BIAZA Position Statement on Zoo Licensing and Inspections in the United Kingdom

Posted: 8th February, 2018

Background:

The British and Irish Association of Zoos and Aquariums (BIAZA), under its previous name of the Federation of Zoological Gardens of Great Britain and Ireland, was the prime mover in encouraging and assisting central government in creating legislation to regulate zoos.  The Zoo Licensing Act (1981) was amended by the 2002 Regulations to give effect to the provisions of the EU Zoos Directive (1999/22/EC).  The UK Zoo Licensing Act focusses on animal welfare and public safety whereas the EU Zoos Directive concentrates on conservation, education and research making the UK’s zoo licensing legislation one of the strongest interpretations of the Directive in Europe. 

The implementation is complex. The Animal Plant and Health Agency (Defra) manage and assign Secretary of State (SoS) Inspectors, who are zoo experts (vets with wild animal experience and zoo managers). However, it is the local authorities who implement the legislation and arrange inspections for zoos within their jurisdiction. The SoS Inspectors may put forward recommendations and conditions to the zoo licence, and check all previous conditions have been met. If they have not been met it would be the decision of the local authority to issue a Direction Order. Compliance and enforcement is the responsibility of the local authority and therefore the decision to close a zoo or aquarium falls to them.

Defra figures from last year suggest there are around 310 licensed zoos and aquariums in the United Kingdom.  BIAZA is aware of a small number of high profile cases highlighting areas of concern with the inspection process.  Whilst these cases have occurred in non-BIAZA zoos, the discussions around zoo licensing impact on the profession as a whole.  As the National Zoo Association, BIAZA has prepared the following Position Statement.  

Position Statement:

BIAZA and its members welcome the Zoo Licensing and Inspection process, and celebrate the fact that our system is recognised as one of the most robust in the EU.  We believe that the Zoo Licensing and inspection process is relevant and promotes the growth and development of our leading zoos and aquariums.  However, BIAZA also believes that operation and implementation of the inspection process can be strengthened.

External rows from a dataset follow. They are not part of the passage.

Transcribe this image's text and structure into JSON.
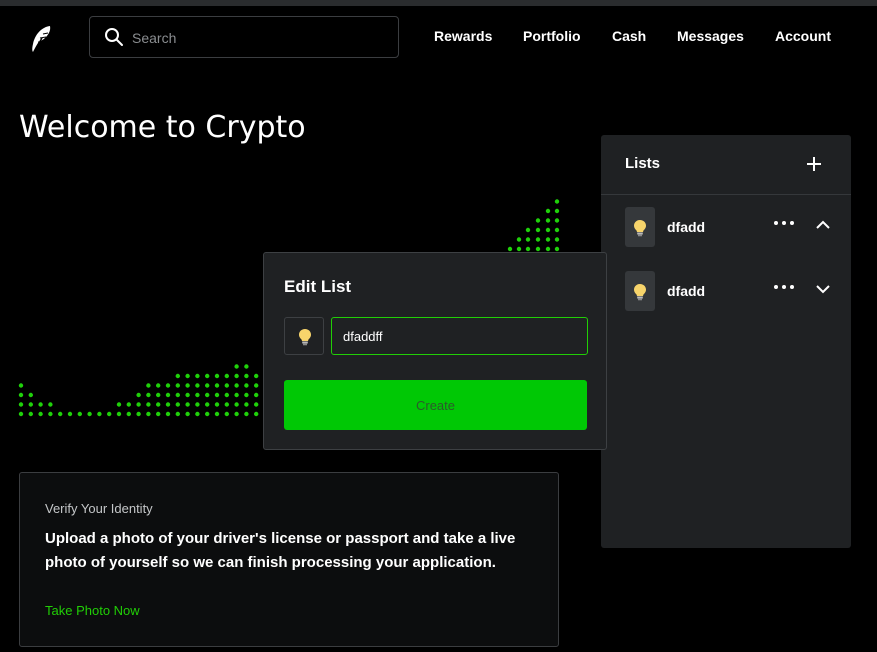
{
  "header": {
    "search_placeholder": "Search",
    "nav": [
      "Rewards",
      "Portfolio",
      "Cash",
      "Messages",
      "Account"
    ]
  },
  "main": {
    "title": "Welcome to Crypto"
  },
  "lists_panel": {
    "title": "Lists",
    "items": [
      {
        "name": "dfadd",
        "icon": "lightbulb-icon",
        "expanded": true
      },
      {
        "name": "dfadd",
        "icon": "lightbulb-icon",
        "expanded": false
      }
    ]
  },
  "edit_list_modal": {
    "title": "Edit List",
    "icon": "lightbulb-icon",
    "name_value": "dfaddff",
    "submit_label": "Create"
  },
  "verify_card": {
    "title": "Verify Your Identity",
    "body": "Upload a photo of your driver's license or passport and take a live photo of yourself so we can finish processing your application.",
    "link": "Take Photo Now"
  },
  "colors": {
    "accent": "#00c805",
    "link": "#21ce06",
    "panel": "#1f2123",
    "background": "#000000"
  }
}
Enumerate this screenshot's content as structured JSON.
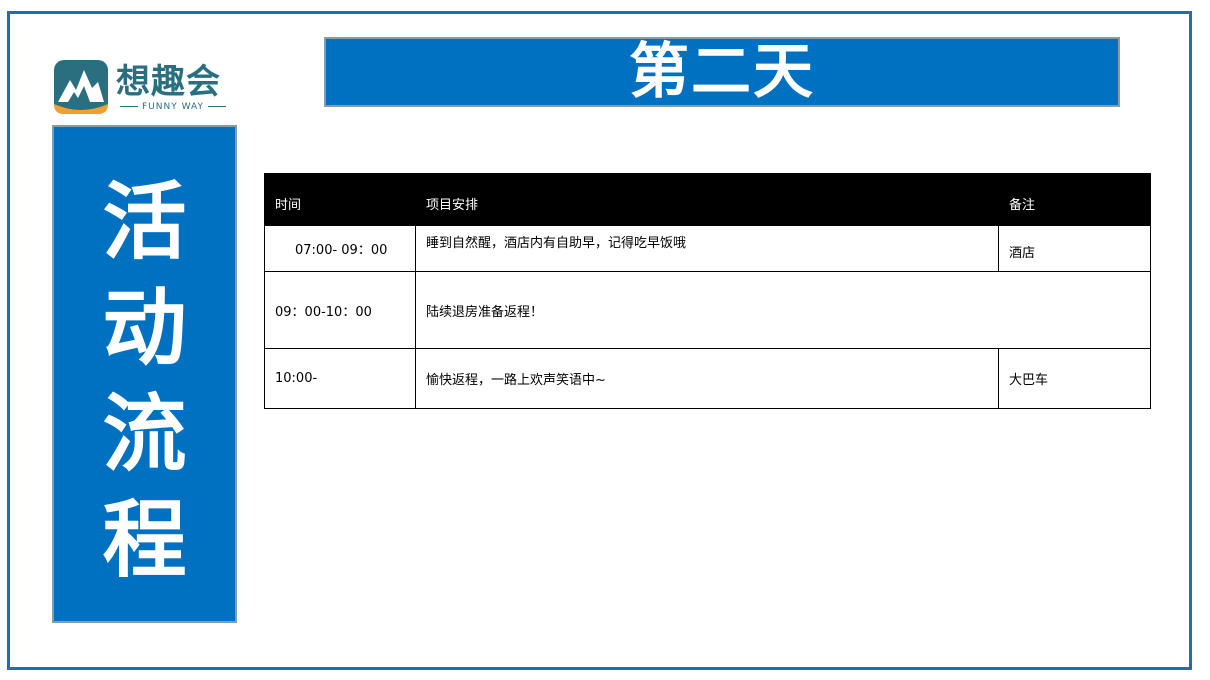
{
  "logo": {
    "name_cn": "想趣会",
    "name_en": "FUNNY WAY",
    "colors": {
      "teal": "#2a6f7f",
      "orange": "#f0a030"
    }
  },
  "title": "第二天",
  "side_label": [
    "活",
    "动",
    "流",
    "程"
  ],
  "table": {
    "headers": [
      "时间",
      "项目安排",
      "备注"
    ],
    "rows": [
      {
        "time": "07:00- 09：00",
        "task": "睡到自然醒，酒店内有自助早，记得吃早饭哦",
        "note": "酒店"
      },
      {
        "time": "09：00-10：00",
        "task": "陆续退房准备返程！",
        "note": ""
      },
      {
        "time": "10:00-",
        "task": "愉快返程，一路上欢声笑语中~",
        "note": "大巴车"
      }
    ]
  },
  "colors": {
    "primary_blue": "#0070c0",
    "frame_blue": "#1f6db4",
    "header_black": "#000000"
  }
}
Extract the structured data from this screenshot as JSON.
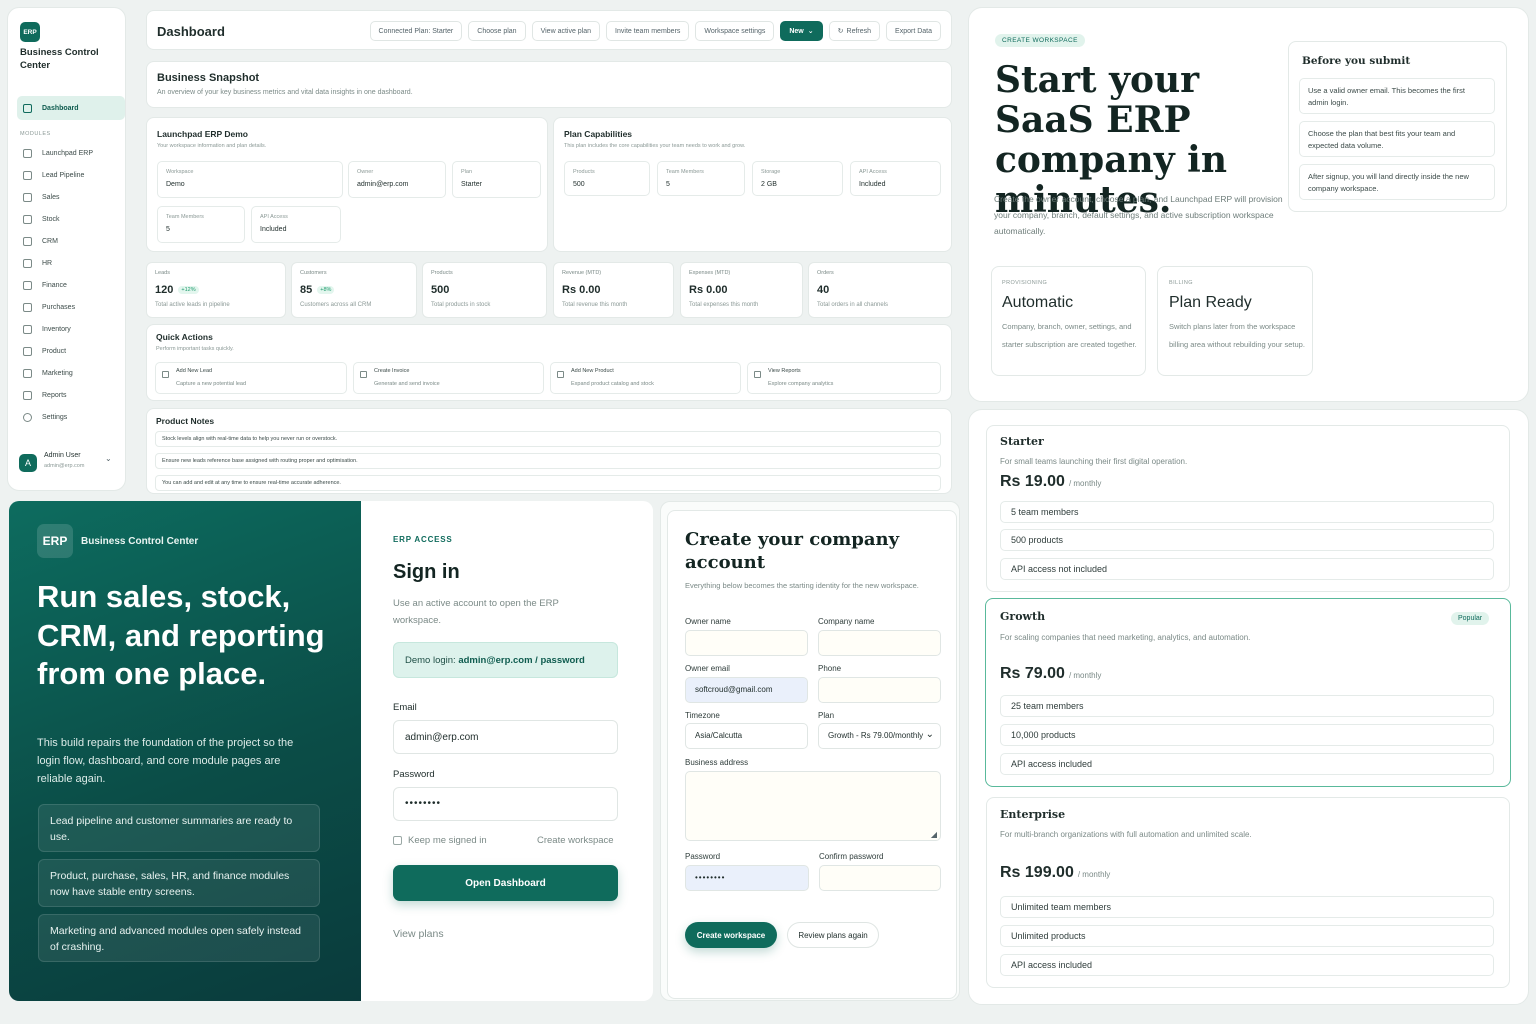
{
  "sidebar": {
    "logo": "ERP",
    "title": "Business Control Center",
    "active": "Dashboard",
    "section": "MODULES",
    "items": [
      "Launchpad ERP",
      "Lead Pipeline",
      "Sales",
      "Stock",
      "CRM",
      "HR",
      "Finance",
      "Purchases",
      "Inventory",
      "Product",
      "Marketing",
      "Reports",
      "Settings"
    ],
    "user": {
      "initial": "A",
      "name": "Admin User",
      "email": "admin@erp.com"
    }
  },
  "header": {
    "title": "Dashboard",
    "buttons": [
      "Connected Plan: Starter",
      "Choose plan",
      "View active plan",
      "Invite team members",
      "Workspace settings"
    ],
    "new_label": "New",
    "refresh_label": "Refresh",
    "export_label": "Export Data"
  },
  "snapshot": {
    "title": "Business Snapshot",
    "subtitle": "An overview of your key business metrics and vital data insights in one dashboard."
  },
  "demo": {
    "title": "Launchpad ERP Demo",
    "subtitle": "Your workspace information and plan details.",
    "fields": [
      {
        "label": "Workspace",
        "value": "Demo"
      },
      {
        "label": "Owner",
        "value": "admin@erp.com"
      },
      {
        "label": "Plan",
        "value": "Starter"
      },
      {
        "label": "Team Members",
        "value": "5"
      },
      {
        "label": "API Access",
        "value": "Included"
      }
    ]
  },
  "capabilities": {
    "title": "Plan Capabilities",
    "subtitle": "This plan includes the core capabilities your team needs to work and grow.",
    "fields": [
      {
        "label": "Products",
        "value": "500"
      },
      {
        "label": "Team Members",
        "value": "5"
      },
      {
        "label": "Storage",
        "value": "2 GB"
      },
      {
        "label": "API Access",
        "value": "Included"
      }
    ]
  },
  "kpis": [
    {
      "title": "Leads",
      "value": "120",
      "chip": "+12%",
      "desc": "Total active leads in pipeline"
    },
    {
      "title": "Customers",
      "value": "85",
      "chip": "+8%",
      "desc": "Customers across all CRM"
    },
    {
      "title": "Products",
      "value": "500",
      "chip": "",
      "desc": "Total products in stock"
    },
    {
      "title": "Revenue (MTD)",
      "value": "Rs 0.00",
      "chip": "",
      "desc": "Total revenue this month"
    },
    {
      "title": "Expenses (MTD)",
      "value": "Rs 0.00",
      "chip": "",
      "desc": "Total expenses this month"
    },
    {
      "title": "Orders",
      "value": "40",
      "chip": "",
      "desc": "Total orders in all channels"
    }
  ],
  "quick": {
    "title": "Quick Actions",
    "subtitle": "Perform important tasks quickly.",
    "items": [
      {
        "title": "Add New Lead",
        "desc": "Capture a new potential lead"
      },
      {
        "title": "Create Invoice",
        "desc": "Generate and send invoice"
      },
      {
        "title": "Add New Product",
        "desc": "Expand product catalog and stock"
      },
      {
        "title": "View Reports",
        "desc": "Explore company analytics"
      }
    ]
  },
  "notes": {
    "title": "Product Notes",
    "items": [
      "Stock levels align with real-time data to help you never run or overstock.",
      "Ensure new leads reference base assigned with routing proper and optimisation.",
      "You can add and edit at any time to ensure real-time accurate adherence."
    ]
  },
  "hero": {
    "badge": "CREATE WORKSPACE",
    "title": "Start your SaaS ERP company in minutes.",
    "desc": "Create the owner account, choose a plan, and Launchpad ERP will provision your company, branch, default settings, and active subscription workspace automatically.",
    "cards": [
      {
        "tag": "PROVISIONING",
        "title": "Automatic",
        "desc": "Company, branch, owner, settings, and starter subscription are created together."
      },
      {
        "tag": "BILLING",
        "title": "Plan Ready",
        "desc": "Switch plans later from the workspace billing area without rebuilding your setup."
      }
    ]
  },
  "before": {
    "title": "Before you submit",
    "items": [
      "Use a valid owner email. This becomes the first admin login.",
      "Choose the plan that best fits your team and expected data volume.",
      "After signup, you will land directly inside the new company workspace."
    ]
  },
  "plans": [
    {
      "name": "Starter",
      "desc": "For small teams launching their first digital operation.",
      "price": "Rs 19.00",
      "period": "/ monthly",
      "badge": "",
      "features": [
        "5 team members",
        "500 products",
        "API access not included"
      ]
    },
    {
      "name": "Growth",
      "desc": "For scaling companies that need marketing, analytics, and automation.",
      "price": "Rs 79.00",
      "period": "/ monthly",
      "badge": "Popular",
      "features": [
        "25 team members",
        "10,000 products",
        "API access included"
      ]
    },
    {
      "name": "Enterprise",
      "desc": "For multi-branch organizations with full automation and unlimited scale.",
      "price": "Rs 199.00",
      "period": "/ monthly",
      "badge": "",
      "features": [
        "Unlimited team members",
        "Unlimited products",
        "API access included"
      ]
    }
  ],
  "promo": {
    "logo": "ERP",
    "brand": "Business Control Center",
    "headline": "Run sales, stock, CRM, and reporting from one place.",
    "desc": "This build repairs the foundation of the project so the login flow, dashboard, and core module pages are reliable again.",
    "highlights": [
      "Lead pipeline and customer summaries are ready to use.",
      "Product, purchase, sales, HR, and finance modules now have stable entry screens.",
      "Marketing and advanced modules open safely instead of crashing."
    ]
  },
  "signin": {
    "eyebrow": "ERP ACCESS",
    "title": "Sign in",
    "desc": "Use an active account to open the ERP workspace.",
    "demo_prefix": "Demo login: ",
    "demo_creds": "admin@erp.com / password",
    "email_label": "Email",
    "email_value": "admin@erp.com",
    "password_label": "Password",
    "password_value": "••••••••",
    "remember": "Keep me signed in",
    "create_link": "Create workspace",
    "submit": "Open Dashboard",
    "plans_link": "View plans"
  },
  "create": {
    "title": "Create your company account",
    "desc": "Everything below becomes the starting identity for the new workspace.",
    "owner_name_label": "Owner name",
    "company_name_label": "Company name",
    "owner_email_label": "Owner email",
    "owner_email_value": "softcroud@gmail.com",
    "phone_label": "Phone",
    "timezone_label": "Timezone",
    "timezone_value": "Asia/Calcutta",
    "plan_label": "Plan",
    "plan_value": "Growth - Rs 79.00/monthly",
    "address_label": "Business address",
    "password_label": "Password",
    "password_value": "••••••••",
    "confirm_label": "Confirm password",
    "submit": "Create workspace",
    "review": "Review plans again"
  }
}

BIAZA believes that:

  • The UK system is one of the most robust within the European Union and is instrumental in the development of our leading zoos and aquariums
  • The system of Defra appointed Secretary of State (SoS) Inspectors allows assessment by personnel with relevant training and experience
  • The system of placing the licensing under local authority jurisdiction allows local knowledge, with regard to facilities, resources and issues to be integrated into the inspection process
  • Inconsistencies arise between SoS Inspectors and between Local Authority Inspectors. This is particularly true in situations where Local Authority Inspectors struggle to gain experience and maintain competence
  • The training of Local Authority Inspectors is currently inadequate
  • The assessment of the continued professional development of both Secretary of State Inspectors and Local Authority Inspectors is currently inadequate
  • There appears to be a hesitancy in taking strong action against a zoo or aquarium that is not performing to standard

BIAZA asks that:

  • The current list of SoS Inspectors is re-examined to ensure that current inspectors are maintaining a level of competency and relevance
  • The joint training for zoo and aquarium operators, Local Authority Inspectors and SoS Inspectors that was previously available, be reinstated
  • That both Local Authority Inspectors and SoS Inspectors be asked to demonstrate a level of continued professional development through attendance at relevant meetings, workshops or other training opportunities on a yearly basis
  • SoS Inspectors must be robust and strive for consistency across the local authority areas
  • That the practicality of a local authority revoking a zoo licence and taking over the zoo or aquarium whilst the animals are rehoused should be strongly considered and guidance prepared for how this may be implemented
  • That due consideration is given to the coordination of Local Authority Inspectors on a regional basis to give an additional forum for the discussion of best practice solutions
  • That a reporting system to encourage central government to take action against a local authority that is not meeting requirements under zoo licensing is considered